ACTION ITEM: Locate every line in the records below that holds the word "Plane" and return each one.

SOURCE DATA:
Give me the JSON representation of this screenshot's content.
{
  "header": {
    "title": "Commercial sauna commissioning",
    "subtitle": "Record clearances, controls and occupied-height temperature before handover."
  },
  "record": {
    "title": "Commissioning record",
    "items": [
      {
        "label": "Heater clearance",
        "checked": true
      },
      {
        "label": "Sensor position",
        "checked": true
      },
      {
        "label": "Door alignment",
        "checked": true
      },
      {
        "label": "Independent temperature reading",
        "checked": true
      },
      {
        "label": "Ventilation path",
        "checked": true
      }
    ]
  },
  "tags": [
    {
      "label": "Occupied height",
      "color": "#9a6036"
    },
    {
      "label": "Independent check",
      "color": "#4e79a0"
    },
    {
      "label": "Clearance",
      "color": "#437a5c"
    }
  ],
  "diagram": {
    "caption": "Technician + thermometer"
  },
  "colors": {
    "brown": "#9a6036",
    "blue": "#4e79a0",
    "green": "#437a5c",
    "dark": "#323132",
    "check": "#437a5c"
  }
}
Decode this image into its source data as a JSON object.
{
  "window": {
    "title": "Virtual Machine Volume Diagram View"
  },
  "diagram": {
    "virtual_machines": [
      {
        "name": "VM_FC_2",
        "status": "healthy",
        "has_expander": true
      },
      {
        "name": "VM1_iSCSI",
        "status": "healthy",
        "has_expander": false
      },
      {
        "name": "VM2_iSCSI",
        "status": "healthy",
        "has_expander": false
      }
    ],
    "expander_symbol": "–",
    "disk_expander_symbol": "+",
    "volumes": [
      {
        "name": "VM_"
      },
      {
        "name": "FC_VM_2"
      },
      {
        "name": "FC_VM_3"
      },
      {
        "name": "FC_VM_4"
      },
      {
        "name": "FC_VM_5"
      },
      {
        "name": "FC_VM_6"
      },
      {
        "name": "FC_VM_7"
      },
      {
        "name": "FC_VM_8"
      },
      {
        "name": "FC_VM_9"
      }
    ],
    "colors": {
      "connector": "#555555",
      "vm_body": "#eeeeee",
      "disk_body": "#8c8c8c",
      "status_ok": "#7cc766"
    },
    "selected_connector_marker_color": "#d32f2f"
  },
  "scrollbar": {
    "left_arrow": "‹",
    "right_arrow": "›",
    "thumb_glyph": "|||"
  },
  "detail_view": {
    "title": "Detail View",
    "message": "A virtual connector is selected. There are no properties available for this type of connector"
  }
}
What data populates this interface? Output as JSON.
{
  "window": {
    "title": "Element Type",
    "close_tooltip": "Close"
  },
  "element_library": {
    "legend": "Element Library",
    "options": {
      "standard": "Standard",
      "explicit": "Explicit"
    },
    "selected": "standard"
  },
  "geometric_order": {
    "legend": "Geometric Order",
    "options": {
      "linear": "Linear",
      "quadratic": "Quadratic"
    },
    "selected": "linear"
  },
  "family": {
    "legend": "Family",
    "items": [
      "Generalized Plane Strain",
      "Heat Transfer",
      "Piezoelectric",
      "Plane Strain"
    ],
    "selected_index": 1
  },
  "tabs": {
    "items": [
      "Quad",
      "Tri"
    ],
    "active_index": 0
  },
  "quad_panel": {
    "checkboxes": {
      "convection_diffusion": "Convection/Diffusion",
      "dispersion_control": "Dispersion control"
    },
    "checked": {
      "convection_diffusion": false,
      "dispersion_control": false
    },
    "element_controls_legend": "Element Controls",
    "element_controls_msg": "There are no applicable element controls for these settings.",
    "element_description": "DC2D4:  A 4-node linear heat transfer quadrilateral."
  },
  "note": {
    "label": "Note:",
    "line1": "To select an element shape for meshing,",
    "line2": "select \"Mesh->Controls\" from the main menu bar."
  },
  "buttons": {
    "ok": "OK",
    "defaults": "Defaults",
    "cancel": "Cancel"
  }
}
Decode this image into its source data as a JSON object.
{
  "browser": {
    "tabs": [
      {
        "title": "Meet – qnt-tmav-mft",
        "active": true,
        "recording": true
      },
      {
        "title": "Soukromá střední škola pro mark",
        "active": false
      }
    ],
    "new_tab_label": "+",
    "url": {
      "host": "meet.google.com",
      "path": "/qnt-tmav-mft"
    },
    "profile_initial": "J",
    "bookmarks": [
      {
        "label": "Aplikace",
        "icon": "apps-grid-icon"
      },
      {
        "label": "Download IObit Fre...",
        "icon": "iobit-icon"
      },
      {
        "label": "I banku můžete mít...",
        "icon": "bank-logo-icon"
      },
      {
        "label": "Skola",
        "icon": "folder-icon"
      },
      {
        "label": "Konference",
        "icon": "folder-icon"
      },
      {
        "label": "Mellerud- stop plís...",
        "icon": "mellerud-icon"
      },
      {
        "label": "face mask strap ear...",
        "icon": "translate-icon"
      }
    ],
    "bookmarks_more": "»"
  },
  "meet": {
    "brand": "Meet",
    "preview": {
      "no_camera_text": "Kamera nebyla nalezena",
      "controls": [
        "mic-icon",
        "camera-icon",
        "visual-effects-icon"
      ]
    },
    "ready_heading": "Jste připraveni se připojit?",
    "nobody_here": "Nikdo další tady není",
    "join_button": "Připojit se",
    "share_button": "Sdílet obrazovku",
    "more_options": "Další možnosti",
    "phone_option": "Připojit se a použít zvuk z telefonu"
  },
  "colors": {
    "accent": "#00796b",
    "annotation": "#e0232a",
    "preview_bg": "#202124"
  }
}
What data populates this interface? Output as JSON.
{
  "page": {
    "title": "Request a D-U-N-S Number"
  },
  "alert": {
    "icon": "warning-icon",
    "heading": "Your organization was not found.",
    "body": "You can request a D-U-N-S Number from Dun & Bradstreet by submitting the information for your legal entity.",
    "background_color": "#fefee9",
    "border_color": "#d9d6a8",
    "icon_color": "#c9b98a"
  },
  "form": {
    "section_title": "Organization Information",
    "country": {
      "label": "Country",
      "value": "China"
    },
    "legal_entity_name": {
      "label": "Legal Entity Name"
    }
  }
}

REPLY TO THE EXERCISE:
      "Generalized Plane Strain",
      "Plane Strain"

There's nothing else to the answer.